BRL Collaborates in Project to Develop Trustworthy Robotic Assistants

Bristol Robotics Laboratory (BRL) is part of a new £1.2million project which aims to ensure future robotic systems can be trusted by humans.

The Engineering and Physical Sciences Research Council (EPSRC) is funding the three-and-a-half-year project, which will explore how robots can interact with humans in a safe and trustworthy manner.


Robots are increasingly being developed to serve as active 'helpers' in situations where humans require assistance, such as personal care robots which help patients during recovery.

Although there has been some research carried out on safety of robotic assistants during interaction with humans, it is still crucial to understand not only whether the robot makes safe moves, but whether it knowingly or deliberately makes unsafe moves.

If human-robot teamwork is to become viable and productive, the humans involved must be fully confident in the robot's behaviour.

Experts from BRL, a collaborative partnership between the University of Bristol and the University of the West of England (UWE, Bristol), will work with industry partners and colleagues at the Universities of Liverpool and Hertfordshire on the 'Trustworthy Robotic Assistants' (TRA) project.

Bristol University's Dr Kerstin Eder, the principal investigator for the TRA project at the BRL and Leader of the Verification & Validation for Safety in Robots research theme at the BRL, said: "Safety assurance of robots is an urgent research challenge that must be addressed before many products that already exist in labs can be unlocked for mass production.

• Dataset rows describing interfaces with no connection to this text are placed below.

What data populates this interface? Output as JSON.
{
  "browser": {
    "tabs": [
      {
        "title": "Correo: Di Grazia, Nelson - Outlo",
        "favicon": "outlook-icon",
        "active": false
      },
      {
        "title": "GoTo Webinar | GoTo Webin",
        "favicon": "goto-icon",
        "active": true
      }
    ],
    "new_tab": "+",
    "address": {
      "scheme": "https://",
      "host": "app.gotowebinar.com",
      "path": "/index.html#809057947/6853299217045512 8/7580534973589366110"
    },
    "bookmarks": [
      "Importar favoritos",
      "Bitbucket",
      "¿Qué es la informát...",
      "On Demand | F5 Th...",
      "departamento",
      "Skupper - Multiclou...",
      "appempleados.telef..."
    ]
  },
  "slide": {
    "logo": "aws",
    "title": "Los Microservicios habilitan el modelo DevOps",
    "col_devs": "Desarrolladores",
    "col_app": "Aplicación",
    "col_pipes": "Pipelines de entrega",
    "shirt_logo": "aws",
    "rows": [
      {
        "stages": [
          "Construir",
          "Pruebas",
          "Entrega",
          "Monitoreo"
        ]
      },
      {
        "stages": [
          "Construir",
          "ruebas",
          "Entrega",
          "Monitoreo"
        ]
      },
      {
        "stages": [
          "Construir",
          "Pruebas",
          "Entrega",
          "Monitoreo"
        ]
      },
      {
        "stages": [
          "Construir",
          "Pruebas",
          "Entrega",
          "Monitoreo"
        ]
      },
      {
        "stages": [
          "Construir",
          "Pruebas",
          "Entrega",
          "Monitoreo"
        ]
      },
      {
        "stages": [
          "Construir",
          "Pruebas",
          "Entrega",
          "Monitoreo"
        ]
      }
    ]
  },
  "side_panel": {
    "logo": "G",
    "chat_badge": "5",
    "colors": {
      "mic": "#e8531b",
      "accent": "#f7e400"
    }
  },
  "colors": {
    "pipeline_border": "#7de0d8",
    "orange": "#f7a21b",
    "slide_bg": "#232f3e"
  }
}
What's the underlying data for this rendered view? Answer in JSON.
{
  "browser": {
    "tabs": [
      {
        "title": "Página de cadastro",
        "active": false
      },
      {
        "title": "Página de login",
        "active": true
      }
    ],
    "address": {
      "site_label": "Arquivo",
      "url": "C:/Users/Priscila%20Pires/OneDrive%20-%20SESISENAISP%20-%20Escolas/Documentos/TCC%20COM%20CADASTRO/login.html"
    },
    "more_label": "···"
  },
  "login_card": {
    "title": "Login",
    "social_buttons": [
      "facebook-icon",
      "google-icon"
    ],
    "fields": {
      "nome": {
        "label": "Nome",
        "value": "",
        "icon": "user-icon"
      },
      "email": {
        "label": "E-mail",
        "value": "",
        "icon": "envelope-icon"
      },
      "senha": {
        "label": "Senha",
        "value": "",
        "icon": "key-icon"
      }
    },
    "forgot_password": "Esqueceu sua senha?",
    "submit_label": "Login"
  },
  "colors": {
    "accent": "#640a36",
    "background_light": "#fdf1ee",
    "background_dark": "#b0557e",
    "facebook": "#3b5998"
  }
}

This requires collaboration of verification experts with roboticists and those who specialize in human-robot interaction, so that a human-centric, holistic approach to safety assurance can be developed."

'BERT', one of the robotic platforms being used on the project, was developed as part of a research project on Cooperative Human Robot Interactive Systems, at BRL. BERT has been used to examine manufacturing scenarios in which BERT collaborated with human colleagues to complete manufacturing tasks, including dynamic component handovers and product manufacture. BERT is based at BRL's custom robot test and evaluation facility, at UWE Bristol.

Professor Tony Pipe, Professor of Robotics and Autonomous Systems at UWE, said: "Working on this new research project with colleagues across the UK will enable us to tackle the crucial issue of developing robotic systems which can work safely with humans. This is a vital step in developing robots for a whole range of functions for the future, where they will be useful to humans."

The project involves teams from the University of Liverpool's Centre for Autonomous Systems Technology (led by Professor Michael Fisher and Dr Clare Dixon), the University of Hertfordshire's Adaptive Systems Research Group (led by Professor Kerstin Dautenhahn), the BRL, as well as industrial partners, including the British Automation and Robot Association (BARA) and RU Robots Limited.

Professor Michael Fisher, principal investigator at Liverpool and Director of the University's Centre for Autonomous Systems Technology, said: "The assessment of robotic trustworthiness has many facets, from the safety analysis of robot behaviours, through physical reliability of interactions, to human perceptions of such safe operation."

Liverpool's researchers are internationally recognised for their research on logic, formal analysis, and the foundations of autonomy and, both within the multidisciplinary Centre for Autonomous Systems Technology and within the "Trustworthy Robotic Assistants" project, their role is to provide a rigorous formal basis for developing reliable, safe and trustworthy autonomous systems.

Featured Product

BitFlow Introduces 6th Generation Camera Link Frame Grabber: The Axion

BitFlow Introduces 6th Generation Camera Link Frame Grabber: The Axion

BitFlow has offered a Camera Link frame grabbers for almost 15 years. This latest offering, our 6th generation combines the power of CoaXPress with the requirements of Camera Link 2.0. Enabling a single or two camera system to operate at up to 850 MB/S per camera, the Axion-CL family is the best choice for CL frame grabber. Like the Cyton-CXP frame grabber, the Axion-CL leverages features such as the new StreamSync system, a highly optimized DMA engine, and expanded I/O capabilities that provide unprecedented flexibility in routing. There are two options available; Axion 1xE & Axion 2xE. The Axion 1xE is compatible with one base, medium, full or 80-bit camera offering PoCL, Power over Camera Link, on both connectors. The Axion 2xE is compatible with two base, medium, full or 80-bit cameras offering PoCL on both connectors for both cameras. The Axion-CL is a culmination of the continuous improvements and updates BitFlow has made to Camera Link frame grabbers.